I’d also like to add another aspect: there’s the process of making this great thing, but there’s also the process of creating with a team. From a professional/work/development space in my life, working with that small team of us that was tasked to do this amazing project was just so rewarding. Everyone had ‘the thing’ that they were really good at. I was really honored to be the lead on the team, but I had such amazing faith and confidence in the group that I was really just there to sort of steer the ship. Everybody had their point of expertise and was just rolling on it. I feel like we were all really aligned and all equally passionate – it meant so much to all of us, and we put so much time and sweat and tears that just the process of doing this with the amazing team we created was the most worthwhile.
Q: What was it like to host the grand-opening event in which Vikings Legends and their families first saw the museum?
A: This idea that we had really met and exceeded their expectations. My biggest concern was that we weren’t going to. So seeing them there – seeing Theo, Alan Page’s grandson, put his hand in his grandpa’s handprint and watch his Hall of Fame video with him, I almost started crying. It was just incredible. Or walking Bud over to his space and saying, ‘Remember when I found this [proclamation] underneath the box of duck decoys in your furnace room?’
It’s amazing to see it all come together. He didn’t think much of it when he was scavenging his house, but then he saw the museum [and understood]. That was pretty amazing. To see [their legacies] realized in this space, I could tell that they felt, ‘I’m being honored and understood and valued. I will live on here.’ That was really amazing to me that they’re able to share it with their families and grandkids. That’s the best part.
Q: You mentioned that the museum is kind of a moving project; if fans have donations that they’ve been considering or that they’ve come across, are you still accepting them?
A: At Vikings.com/museum, there is a link where, if you have an item, you can fill out the form and tell us about your item. We don’t want fans just to stop by and drop something off, because we want to make sure that those donations are handled appropriately and with care.
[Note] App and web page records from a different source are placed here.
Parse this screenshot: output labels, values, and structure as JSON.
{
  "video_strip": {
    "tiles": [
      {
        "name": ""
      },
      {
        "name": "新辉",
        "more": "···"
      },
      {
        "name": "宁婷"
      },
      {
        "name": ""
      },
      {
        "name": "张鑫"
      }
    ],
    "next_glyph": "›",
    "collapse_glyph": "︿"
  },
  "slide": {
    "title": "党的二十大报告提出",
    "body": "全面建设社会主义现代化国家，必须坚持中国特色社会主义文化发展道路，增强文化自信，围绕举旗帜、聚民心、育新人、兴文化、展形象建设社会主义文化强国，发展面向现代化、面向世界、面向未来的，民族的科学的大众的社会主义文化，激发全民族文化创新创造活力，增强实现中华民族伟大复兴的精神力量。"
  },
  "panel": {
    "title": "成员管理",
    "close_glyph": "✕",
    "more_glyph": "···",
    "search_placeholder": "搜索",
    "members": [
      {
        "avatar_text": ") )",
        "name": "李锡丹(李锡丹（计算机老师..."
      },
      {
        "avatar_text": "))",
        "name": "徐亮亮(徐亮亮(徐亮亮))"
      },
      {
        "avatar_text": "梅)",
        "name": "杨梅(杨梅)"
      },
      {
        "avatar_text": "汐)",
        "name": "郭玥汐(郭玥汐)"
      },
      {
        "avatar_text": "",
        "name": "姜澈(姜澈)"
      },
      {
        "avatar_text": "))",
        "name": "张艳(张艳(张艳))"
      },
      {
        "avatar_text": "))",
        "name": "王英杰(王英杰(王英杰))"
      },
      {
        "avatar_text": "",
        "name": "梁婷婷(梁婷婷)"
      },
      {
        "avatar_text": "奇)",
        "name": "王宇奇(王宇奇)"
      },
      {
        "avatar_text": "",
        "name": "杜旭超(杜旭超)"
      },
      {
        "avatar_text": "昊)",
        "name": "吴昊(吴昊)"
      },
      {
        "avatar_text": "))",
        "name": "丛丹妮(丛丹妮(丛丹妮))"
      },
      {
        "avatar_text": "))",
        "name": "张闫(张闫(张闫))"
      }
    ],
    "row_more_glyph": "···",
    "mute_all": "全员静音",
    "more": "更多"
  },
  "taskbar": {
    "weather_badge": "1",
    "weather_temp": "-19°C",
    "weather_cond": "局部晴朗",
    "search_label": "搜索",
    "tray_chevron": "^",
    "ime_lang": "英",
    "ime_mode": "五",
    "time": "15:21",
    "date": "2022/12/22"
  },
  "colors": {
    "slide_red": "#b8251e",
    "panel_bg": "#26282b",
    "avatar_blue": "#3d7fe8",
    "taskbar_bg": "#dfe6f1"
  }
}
The best first step is to fill out the form, supply some photos if you have them, and then that will go immediately to our team, who will look into it and get back to you regarding the item.